Items from an interface collection:
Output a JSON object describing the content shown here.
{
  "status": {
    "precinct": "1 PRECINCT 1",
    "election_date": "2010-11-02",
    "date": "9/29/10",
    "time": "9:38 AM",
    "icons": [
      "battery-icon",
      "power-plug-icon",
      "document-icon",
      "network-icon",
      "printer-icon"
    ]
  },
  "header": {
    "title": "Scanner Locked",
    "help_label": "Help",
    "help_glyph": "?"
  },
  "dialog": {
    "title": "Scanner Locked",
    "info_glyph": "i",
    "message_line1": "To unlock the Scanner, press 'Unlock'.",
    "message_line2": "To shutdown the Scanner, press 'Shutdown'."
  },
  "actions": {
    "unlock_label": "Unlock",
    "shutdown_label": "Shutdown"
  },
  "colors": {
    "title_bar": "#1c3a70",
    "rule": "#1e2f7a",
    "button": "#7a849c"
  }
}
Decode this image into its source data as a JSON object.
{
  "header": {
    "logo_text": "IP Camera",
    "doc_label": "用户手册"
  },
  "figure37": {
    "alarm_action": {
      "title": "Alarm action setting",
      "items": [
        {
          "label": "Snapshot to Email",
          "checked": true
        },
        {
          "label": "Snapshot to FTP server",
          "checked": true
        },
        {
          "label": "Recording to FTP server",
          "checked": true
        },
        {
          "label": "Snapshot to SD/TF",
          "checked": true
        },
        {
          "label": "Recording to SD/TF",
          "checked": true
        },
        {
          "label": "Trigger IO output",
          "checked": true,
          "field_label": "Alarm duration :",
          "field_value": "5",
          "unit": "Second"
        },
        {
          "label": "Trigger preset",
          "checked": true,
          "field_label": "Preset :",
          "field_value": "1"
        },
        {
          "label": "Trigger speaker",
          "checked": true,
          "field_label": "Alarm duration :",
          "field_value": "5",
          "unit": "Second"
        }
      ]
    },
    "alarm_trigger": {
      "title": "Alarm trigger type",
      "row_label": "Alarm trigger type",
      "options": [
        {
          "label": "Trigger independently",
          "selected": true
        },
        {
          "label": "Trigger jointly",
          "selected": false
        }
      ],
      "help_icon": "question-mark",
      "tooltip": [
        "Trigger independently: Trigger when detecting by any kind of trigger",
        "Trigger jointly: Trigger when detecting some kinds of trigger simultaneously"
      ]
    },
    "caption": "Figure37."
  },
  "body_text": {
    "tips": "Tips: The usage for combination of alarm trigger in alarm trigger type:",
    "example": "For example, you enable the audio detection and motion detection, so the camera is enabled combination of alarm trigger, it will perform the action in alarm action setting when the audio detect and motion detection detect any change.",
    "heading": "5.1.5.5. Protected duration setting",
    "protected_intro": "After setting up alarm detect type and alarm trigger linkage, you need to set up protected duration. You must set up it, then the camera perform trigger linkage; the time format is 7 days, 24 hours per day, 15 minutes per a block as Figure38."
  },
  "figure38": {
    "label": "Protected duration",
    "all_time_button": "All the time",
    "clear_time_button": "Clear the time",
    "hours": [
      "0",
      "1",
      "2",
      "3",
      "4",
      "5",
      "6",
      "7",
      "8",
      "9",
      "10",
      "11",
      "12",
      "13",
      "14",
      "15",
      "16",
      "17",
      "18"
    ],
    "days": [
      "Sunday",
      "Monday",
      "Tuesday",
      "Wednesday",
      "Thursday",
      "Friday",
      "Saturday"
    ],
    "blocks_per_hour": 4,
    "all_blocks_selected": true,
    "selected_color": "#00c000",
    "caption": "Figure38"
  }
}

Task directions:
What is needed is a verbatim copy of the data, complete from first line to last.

Solution for this exercise:
Output a JSON object describing the content shown here.
{
  "status": {
    "precinct": "1 PRECINCT 1",
    "election_date": "2010-11-02",
    "date": "9/29/10",
    "time": "9:38 AM",
    "icons": [
      "battery-icon",
      "power-plug-icon",
      "document-icon",
      "network-icon",
      "printer-icon"
    ]
  },
  "header": {
    "title": "Scanner Locked",
    "help_label": "Help",
    "help_glyph": "?"
  },
  "dialog": {
    "title": "Scanner Locked",
    "info_glyph": "i",
    "message_line1": "To unlock the Scanner, press 'Unlock'.",
    "message_line2": "To shutdown the Scanner, press 'Shutdown'."
  },
  "actions": {
    "unlock_label": "Unlock",
    "shutdown_label": "Shutdown"
  },
  "colors": {
    "title_bar": "#1c3a70",
    "rule": "#1e2f7a",
    "button": "#7a849c"
  }
}
Decode this image into its source data as a JSON object.
{
  "header": {
    "logo_text": "IP Camera",
    "doc_label": "用户手册"
  },
  "figure37": {
    "alarm_action": {
      "title": "Alarm action setting",
      "items": [
        {
          "label": "Snapshot to Email",
          "checked": true
        },
        {
          "label": "Snapshot to FTP server",
          "checked": true
        },
        {
          "label": "Recording to FTP server",
          "checked": true
        },
        {
          "label": "Snapshot to SD/TF",
          "checked": true
        },
        {
          "label": "Recording to SD/TF",
          "checked": true
        },
        {
          "label": "Trigger IO output",
          "checked": true,
          "field_label": "Alarm duration :",
          "field_value": "5",
          "unit": "Second"
        },
        {
          "label": "Trigger preset",
          "checked": true,
          "field_label": "Preset :",
          "field_value": "1"
        },
        {
          "label": "Trigger speaker",
          "checked": true,
          "field_label": "Alarm duration :",
          "field_value": "5",
          "unit": "Second"
        }
      ]
    },
    "alarm_trigger": {
      "title": "Alarm trigger type",
      "row_label": "Alarm trigger type",
      "options": [
        {
          "label": "Trigger independently",
          "selected": true
        },
        {
          "label": "Trigger jointly",
          "selected": false
        }
      ],
      "help_icon": "question-mark",
      "tooltip": [
        "Trigger independently: Trigger when detecting by any kind of trigger",
        "Trigger jointly: Trigger when detecting some kinds of trigger simultaneously"
      ]
    },
    "caption": "Figure37."
  },
  "body_text": {
    "tips": "Tips: The usage for combination of alarm trigger in alarm trigger type:",
    "example": "For example, you enable the audio detection and motion detection, so the camera is enabled combination of alarm trigger, it will perform the action in alarm action setting when the audio detect and motion detection detect any change.",
    "heading": "5.1.5.5. Protected duration setting",
    "protected_intro": "After setting up alarm detect type and alarm trigger linkage, you need to set up protected duration. You must set up it, then the camera perform trigger linkage; the time format is 7 days, 24 hours per day, 15 minutes per a block as Figure38."
  },
  "figure38": {
    "label": "Protected duration",
    "all_time_button": "All the time",
    "clear_time_button": "Clear the time",
    "hours": [
      "0",
      "1",
      "2",
      "3",
      "4",
      "5",
      "6",
      "7",
      "8",
      "9",
      "10",
      "11",
      "12",
      "13",
      "14",
      "15",
      "16",
      "17",
      "18"
    ],
    "days": [
      "Sunday",
      "Monday",
      "Tuesday",
      "Wednesday",
      "Thursday",
      "Friday",
      "Saturday"
    ],
    "blocks_per_hour": 4,
    "all_blocks_selected": true,
    "selected_color": "#00c000",
    "caption": "Figure38"
  }
}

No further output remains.